Transgender protections and rights in the workplace are currently the subject of much confusion.  This issue extends to employer-sponsored health plans.  Whether an employer-sponsored health plan must cover gender-affirming care is complicated and depends, in part, on whether the employer’s health plan is fully-insured or self-insured. 

Fully-Insured Plans

Fully-insured employer-sponsored health plans are subject to state insurance law and applicable federal law.  A fully-insured plan must provide coverage compliant with the coverage mandates of the state in which the insurance policy is issued.  At the time of this post, 24 states plus the District of Columbia have passed laws prohibiting transgender exclusions in insurance coverage.  An employer-sponsored health plan with a fully-insured policy written out of those states (or D.C.) should provide coverage for transgender services and gender-affirming care to the extent required under the applicable local insurance laws.

Self-Insured Plans

Unlike fully-insured plans, self-insured plans are not subject to state insurance laws.  Self-insured plans are subject to certain Federal laws that prohibit discrimination based on certain protected factors, including race, color, national origin, sex, and disability.  Over the last several years, the question of whether “gender identity” is a protected factor has been the subject of much debate and litigation. 

Section 1557 of the Affordable Care Act

Section 1557 of the Affordable Care Act (Section 1557) generally prohibits any health plan that receives certain types of Federal funding from discriminating based on race, color, national origin, sex, or disability.  In July 2022, the U.S. Department of Health and Human Services issued proposed guidance under Section 1557 (Proposed Rule).  The Proposed Rule specifies that Section 1557’s protections extend to discrimination based on gender identity.  Under the Proposed Rule, applicable health plans would be prohibited from categorically excluding coverage for transgender services.  Section 1557 and the Proposed Rule apply only to insurers and third-party administrators that receive Federal financial assistance, such as Medicare Part D subsidies for retiree coverage or as a result of marketing policies on a healthcare marketplace or exchange.  If finalized, the Proposed Rule could affect the design and administration of a fully-insured group health plan if the insurer or third-party administrator receives Federal funding. 

Title VII of the Civil Rights Act

Title VII of the Civil Rights Act (Title VII) prohibits an employer from discriminating against an employee on the basis of race, color, religion, sex, or national origin.  In Bostock v. Clayton County, the Supreme Court held that an employer who terminates an employee because of sexual orientation or gender identity impermissibly discriminates against that employee “on the basis of sex” under Title VII.  The Bostock case focuses on employment termination.  However, Title VII also prohibits employment discrimination “on the basis of sex” regarding “compensation, terms, conditions, or privileges of employment,” including employer-provided benefits. 

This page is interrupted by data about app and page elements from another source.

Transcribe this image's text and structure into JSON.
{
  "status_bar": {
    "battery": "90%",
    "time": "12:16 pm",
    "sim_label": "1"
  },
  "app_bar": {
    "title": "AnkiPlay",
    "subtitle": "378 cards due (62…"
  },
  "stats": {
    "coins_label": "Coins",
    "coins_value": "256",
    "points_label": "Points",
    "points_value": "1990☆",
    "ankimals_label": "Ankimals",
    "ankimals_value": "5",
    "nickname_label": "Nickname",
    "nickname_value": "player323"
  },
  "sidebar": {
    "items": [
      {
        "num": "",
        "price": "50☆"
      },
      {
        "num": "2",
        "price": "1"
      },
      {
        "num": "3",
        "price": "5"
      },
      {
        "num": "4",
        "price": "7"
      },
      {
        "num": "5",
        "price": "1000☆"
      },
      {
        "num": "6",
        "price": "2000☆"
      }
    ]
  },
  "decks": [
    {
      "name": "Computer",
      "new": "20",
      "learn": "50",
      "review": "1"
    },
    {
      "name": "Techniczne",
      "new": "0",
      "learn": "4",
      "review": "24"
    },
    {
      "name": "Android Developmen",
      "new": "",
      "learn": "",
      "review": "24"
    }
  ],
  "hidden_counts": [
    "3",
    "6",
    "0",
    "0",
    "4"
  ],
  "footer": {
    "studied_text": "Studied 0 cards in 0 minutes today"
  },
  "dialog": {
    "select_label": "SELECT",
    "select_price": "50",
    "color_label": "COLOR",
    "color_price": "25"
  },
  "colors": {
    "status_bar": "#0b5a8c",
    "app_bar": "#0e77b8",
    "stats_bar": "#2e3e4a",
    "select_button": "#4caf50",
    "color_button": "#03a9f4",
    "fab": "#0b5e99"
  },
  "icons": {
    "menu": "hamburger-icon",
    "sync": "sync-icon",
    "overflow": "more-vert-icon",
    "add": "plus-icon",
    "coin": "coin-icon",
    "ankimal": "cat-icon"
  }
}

In recent years plan participants who have been denied gender-affirming services under their employer-provided group health plans have, generally successfully, brought claims in Federal court alleging that the Bostock ruling prohibits employer-provided group health plans from categorically excluding coverage for gender-affirming care.  For example:

  • In Lange v. Houston County, the U.S. District for the Middle District of Georgia held that, under Bostock, Title VII prohibits the County’s health plan from categorically excluding gender-affirming care.  Lange is currently under appeal in the U.S. Court of Appeals for the Eleventh Circuit.  
  • In Kadel v. Folwell, the U.S. District Court for the Middle District of North Carolina, relying heavily on the Bostock ruling, found that the State of North Carolina violated Title VII’s anti-discrimination requirements by providing a health insurance plan for state employees and their dependents that categorically excluded coverage for treatments “leading to or in connection with sex changes or modifications.”

The law on categorical exclusions for gender-affirming care in self-insured employer-sponsored health plans continues to develop.  We expect the Supreme Court or Congress to issue definitive guidance soon.       

Action Items for Employers

Employers are facing conflicting information about coverage of transgender services.  Employers with fully-insured plans should contact their carrier to confirm the plan complies with local law.  For employers with self-insured plans, the path forward is less clear.  Still, those employers should continue to monitor the issue and work with the plan’s administrator and legal counsel to ensure the plan complies with the evolving law. 

If you have any questions, the Jackson Lewis Employee Benefits Practice Group members are available to assist.  If you have questions or need assistance, please contact a Jackson Lewis employee benefits team member or the Jackson Lewis attorney with whom you regularly work.

Thank you to Jackson Lewis summer associate, Jackie C. Graves for her help in developing this article.